Conclusion 

This book aims to help you pass the Azure Relational Database exam DP-300. The book provides wide coverage of the exam syllabus topics, with useful diagrams, discussions, example code, and step-by-step walkthroughs. However, the book is  significantly let down in several areas with the incorrect use of English such as “This chapter will learn about Azure SQL deployment options to bring value to add the business”. While it is possible to understand the book, more so if you already have a background in SQL Server/Azure, it shouldn’t be this difficult. Several times, on my Kindle book, the subheading-level within the chapters didn’t match the Table of Contents and as I like to know where I am within a topic, for context, this was disturbing. 

Irrespective of the exam, the book’s content is very useful for on-premises SQL Server DBAs who want to move into Azure. I think the book assumes perhaps a few years of SQL Server DBA knowledge. 

This is one of only a few exam books available for DP-300, so in some ways has a captive audience. Depending on your tolerance of bad English, you could rate the book either 2 or 4 out of 5. I did find the book useful for the exam. 

This book needs an English editor! 

See also Ian's review of Exam Ref AZ-900 Microsoft Azure Fundamentals


Banner

 

To keep up with our coverage of books for programmers, follow @bookwatchiprog on Twitter or subscribe to I Programmer's Books RSS feed for each day's new addition to Book Watch and for new reviews.
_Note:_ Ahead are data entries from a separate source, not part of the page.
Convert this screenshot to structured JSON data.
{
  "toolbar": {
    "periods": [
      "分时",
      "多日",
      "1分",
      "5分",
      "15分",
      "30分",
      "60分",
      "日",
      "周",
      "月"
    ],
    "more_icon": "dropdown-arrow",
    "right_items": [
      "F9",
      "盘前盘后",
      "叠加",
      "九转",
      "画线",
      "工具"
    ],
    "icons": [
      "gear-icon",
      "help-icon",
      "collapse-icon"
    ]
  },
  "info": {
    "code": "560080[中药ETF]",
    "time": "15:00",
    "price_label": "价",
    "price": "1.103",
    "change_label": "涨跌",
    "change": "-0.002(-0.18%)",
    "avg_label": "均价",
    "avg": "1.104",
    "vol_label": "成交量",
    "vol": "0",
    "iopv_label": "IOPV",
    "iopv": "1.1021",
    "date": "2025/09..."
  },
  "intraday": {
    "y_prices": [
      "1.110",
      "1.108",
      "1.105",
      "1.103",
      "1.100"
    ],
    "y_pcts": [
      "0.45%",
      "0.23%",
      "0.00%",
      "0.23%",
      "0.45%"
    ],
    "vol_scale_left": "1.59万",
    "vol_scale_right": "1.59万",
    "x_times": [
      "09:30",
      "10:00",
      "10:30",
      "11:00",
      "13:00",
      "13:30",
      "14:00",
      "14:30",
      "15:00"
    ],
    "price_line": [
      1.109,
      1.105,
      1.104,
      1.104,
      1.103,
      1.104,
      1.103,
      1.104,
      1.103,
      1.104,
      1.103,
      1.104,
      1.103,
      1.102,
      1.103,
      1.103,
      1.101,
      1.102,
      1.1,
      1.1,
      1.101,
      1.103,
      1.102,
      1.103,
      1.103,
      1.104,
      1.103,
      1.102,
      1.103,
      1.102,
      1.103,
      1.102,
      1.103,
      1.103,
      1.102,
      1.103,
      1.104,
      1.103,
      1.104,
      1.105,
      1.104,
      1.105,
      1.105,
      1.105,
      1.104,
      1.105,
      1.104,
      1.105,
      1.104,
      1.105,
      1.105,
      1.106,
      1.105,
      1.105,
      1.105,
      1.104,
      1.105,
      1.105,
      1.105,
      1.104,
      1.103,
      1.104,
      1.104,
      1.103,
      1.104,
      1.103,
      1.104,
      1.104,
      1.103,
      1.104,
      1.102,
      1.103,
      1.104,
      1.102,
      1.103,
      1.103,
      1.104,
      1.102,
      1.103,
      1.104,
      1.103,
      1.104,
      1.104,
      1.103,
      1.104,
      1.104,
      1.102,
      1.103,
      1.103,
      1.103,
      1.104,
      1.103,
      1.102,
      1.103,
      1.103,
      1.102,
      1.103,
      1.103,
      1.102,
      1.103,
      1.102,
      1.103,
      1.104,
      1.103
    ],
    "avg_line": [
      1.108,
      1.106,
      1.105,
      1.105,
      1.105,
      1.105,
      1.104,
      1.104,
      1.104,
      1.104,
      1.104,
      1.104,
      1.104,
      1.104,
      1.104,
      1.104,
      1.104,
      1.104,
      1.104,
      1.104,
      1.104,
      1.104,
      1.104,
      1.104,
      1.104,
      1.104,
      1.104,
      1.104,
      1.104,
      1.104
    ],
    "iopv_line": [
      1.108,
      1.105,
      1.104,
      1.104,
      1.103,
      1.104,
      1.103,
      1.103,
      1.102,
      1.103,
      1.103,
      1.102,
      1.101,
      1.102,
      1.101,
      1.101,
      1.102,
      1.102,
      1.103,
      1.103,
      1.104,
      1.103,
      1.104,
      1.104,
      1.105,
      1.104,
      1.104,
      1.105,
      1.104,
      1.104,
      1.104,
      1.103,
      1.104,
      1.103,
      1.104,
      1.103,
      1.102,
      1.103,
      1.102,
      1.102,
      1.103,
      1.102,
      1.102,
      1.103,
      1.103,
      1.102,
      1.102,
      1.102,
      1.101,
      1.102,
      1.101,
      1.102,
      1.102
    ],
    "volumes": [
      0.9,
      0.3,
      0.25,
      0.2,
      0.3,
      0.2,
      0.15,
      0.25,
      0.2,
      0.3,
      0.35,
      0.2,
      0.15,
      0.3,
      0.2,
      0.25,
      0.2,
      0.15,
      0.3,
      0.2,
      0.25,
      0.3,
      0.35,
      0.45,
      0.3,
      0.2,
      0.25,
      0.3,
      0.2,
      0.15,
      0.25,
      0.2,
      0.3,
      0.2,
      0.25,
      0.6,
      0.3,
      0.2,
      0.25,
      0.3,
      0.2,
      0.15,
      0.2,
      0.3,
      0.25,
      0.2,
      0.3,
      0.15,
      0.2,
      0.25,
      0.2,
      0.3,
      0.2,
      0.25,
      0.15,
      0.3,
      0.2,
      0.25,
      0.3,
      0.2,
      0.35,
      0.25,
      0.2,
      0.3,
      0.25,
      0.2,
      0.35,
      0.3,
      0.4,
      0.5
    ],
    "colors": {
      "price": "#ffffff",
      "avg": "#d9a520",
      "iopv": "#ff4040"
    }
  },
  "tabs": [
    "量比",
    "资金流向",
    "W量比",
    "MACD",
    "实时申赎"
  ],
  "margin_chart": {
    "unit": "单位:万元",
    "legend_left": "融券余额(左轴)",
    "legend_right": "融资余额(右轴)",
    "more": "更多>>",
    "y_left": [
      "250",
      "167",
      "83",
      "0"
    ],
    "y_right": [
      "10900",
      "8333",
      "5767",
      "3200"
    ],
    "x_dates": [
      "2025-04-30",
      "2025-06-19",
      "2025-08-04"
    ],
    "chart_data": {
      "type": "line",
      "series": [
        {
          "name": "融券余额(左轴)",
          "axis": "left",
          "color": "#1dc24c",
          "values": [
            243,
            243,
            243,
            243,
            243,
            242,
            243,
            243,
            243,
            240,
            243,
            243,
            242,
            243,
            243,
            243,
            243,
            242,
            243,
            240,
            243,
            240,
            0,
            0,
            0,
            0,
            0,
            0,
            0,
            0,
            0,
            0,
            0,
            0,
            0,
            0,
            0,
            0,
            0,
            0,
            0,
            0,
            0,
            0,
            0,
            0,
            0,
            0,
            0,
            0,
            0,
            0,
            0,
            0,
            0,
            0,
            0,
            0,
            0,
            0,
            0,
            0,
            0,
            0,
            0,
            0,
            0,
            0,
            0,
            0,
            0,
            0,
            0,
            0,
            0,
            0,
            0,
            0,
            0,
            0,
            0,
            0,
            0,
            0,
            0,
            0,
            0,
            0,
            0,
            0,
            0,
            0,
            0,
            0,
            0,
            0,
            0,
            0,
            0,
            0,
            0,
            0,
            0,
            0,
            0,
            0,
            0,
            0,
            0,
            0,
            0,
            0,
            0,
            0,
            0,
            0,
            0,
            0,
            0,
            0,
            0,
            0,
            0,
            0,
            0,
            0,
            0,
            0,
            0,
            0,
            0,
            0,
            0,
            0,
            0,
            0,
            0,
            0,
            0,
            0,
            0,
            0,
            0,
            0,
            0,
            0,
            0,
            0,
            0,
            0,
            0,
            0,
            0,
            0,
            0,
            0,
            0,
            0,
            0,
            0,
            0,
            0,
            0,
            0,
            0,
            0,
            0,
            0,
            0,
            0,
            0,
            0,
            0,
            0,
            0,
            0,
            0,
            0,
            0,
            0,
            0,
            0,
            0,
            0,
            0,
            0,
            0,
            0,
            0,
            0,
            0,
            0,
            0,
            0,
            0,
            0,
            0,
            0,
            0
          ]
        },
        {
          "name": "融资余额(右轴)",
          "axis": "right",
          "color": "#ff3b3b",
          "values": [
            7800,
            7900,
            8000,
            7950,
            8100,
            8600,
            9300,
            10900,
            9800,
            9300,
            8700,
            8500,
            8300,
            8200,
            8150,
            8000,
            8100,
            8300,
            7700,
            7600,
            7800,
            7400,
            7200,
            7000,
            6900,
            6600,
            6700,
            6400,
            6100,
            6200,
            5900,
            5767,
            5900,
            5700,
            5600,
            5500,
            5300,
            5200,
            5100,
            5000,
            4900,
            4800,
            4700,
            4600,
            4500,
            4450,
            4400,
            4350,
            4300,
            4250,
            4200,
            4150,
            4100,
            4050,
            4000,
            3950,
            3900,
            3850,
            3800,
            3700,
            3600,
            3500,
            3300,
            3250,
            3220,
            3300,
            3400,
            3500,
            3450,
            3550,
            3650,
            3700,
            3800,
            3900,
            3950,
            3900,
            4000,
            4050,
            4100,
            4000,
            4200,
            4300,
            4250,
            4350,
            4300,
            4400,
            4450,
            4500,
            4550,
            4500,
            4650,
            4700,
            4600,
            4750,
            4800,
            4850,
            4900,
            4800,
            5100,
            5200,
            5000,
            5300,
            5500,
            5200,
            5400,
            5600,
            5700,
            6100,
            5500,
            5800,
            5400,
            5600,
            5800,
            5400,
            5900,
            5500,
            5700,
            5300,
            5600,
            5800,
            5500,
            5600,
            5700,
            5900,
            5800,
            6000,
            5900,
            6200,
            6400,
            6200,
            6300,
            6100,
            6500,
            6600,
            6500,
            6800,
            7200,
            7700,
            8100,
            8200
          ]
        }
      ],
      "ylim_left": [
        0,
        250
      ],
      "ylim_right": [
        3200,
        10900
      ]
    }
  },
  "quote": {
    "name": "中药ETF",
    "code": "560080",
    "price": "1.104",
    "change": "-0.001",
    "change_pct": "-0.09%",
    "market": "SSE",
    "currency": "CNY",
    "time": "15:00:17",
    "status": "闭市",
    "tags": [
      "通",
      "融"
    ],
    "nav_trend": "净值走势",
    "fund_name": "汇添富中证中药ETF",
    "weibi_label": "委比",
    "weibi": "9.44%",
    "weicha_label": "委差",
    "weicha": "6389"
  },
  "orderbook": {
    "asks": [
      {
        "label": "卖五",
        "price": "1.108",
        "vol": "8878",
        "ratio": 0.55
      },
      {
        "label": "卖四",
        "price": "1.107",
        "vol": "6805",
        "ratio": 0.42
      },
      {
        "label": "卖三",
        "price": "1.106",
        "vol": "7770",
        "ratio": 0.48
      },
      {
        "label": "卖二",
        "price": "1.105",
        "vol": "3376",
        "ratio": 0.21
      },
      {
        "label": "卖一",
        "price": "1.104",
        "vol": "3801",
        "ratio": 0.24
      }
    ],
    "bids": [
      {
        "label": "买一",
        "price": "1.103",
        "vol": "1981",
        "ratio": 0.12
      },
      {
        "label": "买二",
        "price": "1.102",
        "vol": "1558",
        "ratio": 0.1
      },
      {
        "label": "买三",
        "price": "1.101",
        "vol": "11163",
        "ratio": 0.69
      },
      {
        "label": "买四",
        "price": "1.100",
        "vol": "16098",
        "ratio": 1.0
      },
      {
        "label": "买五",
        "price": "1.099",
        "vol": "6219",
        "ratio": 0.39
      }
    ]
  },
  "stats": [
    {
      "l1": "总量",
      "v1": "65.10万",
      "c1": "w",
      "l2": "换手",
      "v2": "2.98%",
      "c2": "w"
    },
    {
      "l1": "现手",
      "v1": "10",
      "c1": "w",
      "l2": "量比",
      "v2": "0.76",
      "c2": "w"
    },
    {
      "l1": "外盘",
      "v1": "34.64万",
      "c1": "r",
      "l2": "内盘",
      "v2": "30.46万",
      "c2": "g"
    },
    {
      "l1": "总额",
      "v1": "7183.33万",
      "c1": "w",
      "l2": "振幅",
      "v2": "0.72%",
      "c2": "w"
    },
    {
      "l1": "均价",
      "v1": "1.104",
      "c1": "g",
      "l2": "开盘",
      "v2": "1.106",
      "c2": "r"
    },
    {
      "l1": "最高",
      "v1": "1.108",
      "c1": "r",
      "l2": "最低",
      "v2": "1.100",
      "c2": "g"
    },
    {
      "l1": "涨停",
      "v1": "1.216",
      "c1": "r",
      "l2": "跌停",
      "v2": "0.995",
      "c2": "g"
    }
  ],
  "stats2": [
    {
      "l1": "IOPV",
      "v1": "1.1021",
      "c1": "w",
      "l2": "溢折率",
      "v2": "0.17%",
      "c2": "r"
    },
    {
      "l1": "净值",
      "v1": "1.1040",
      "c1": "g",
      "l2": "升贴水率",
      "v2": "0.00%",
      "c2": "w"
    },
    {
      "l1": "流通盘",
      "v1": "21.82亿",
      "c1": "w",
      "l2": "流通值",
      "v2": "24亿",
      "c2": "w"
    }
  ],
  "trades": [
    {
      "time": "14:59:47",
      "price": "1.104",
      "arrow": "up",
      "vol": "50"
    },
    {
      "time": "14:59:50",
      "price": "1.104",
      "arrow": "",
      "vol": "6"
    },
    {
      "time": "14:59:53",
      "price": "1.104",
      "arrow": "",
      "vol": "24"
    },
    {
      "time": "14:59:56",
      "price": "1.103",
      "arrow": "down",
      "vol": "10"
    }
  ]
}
The Art of WebAssembly

Author: Rick Battagline
Publisher: No Starch
Date: May 2021
Pages: 304
ISBN: 978-1718501447
Print: 1718501447
Kindle: B08TSYXJTS
Audience: WebAssembly developers
Rating: 5
Reviewer: Ian Elliot
WebAssembly is the coming thing - or so we are told.



Introducing SQL Server 2019 (Packt)

Author: Kellyn Gorman et al
Publisher: Packt Publishing
Pages: 488
ISBN: 978-1838826215
Print: 1838826211
Kindle: B088BNMRQ4
Audience: SQL Server DBAs and Devs
Rating: 3
Reviewer: Ian Stirk

Each new version of SQL Server introduces new features and enhances others. This book aims to discuss some of these [ ... ]


More Reviews



Last Updated ( Saturday, 23 April 2022 )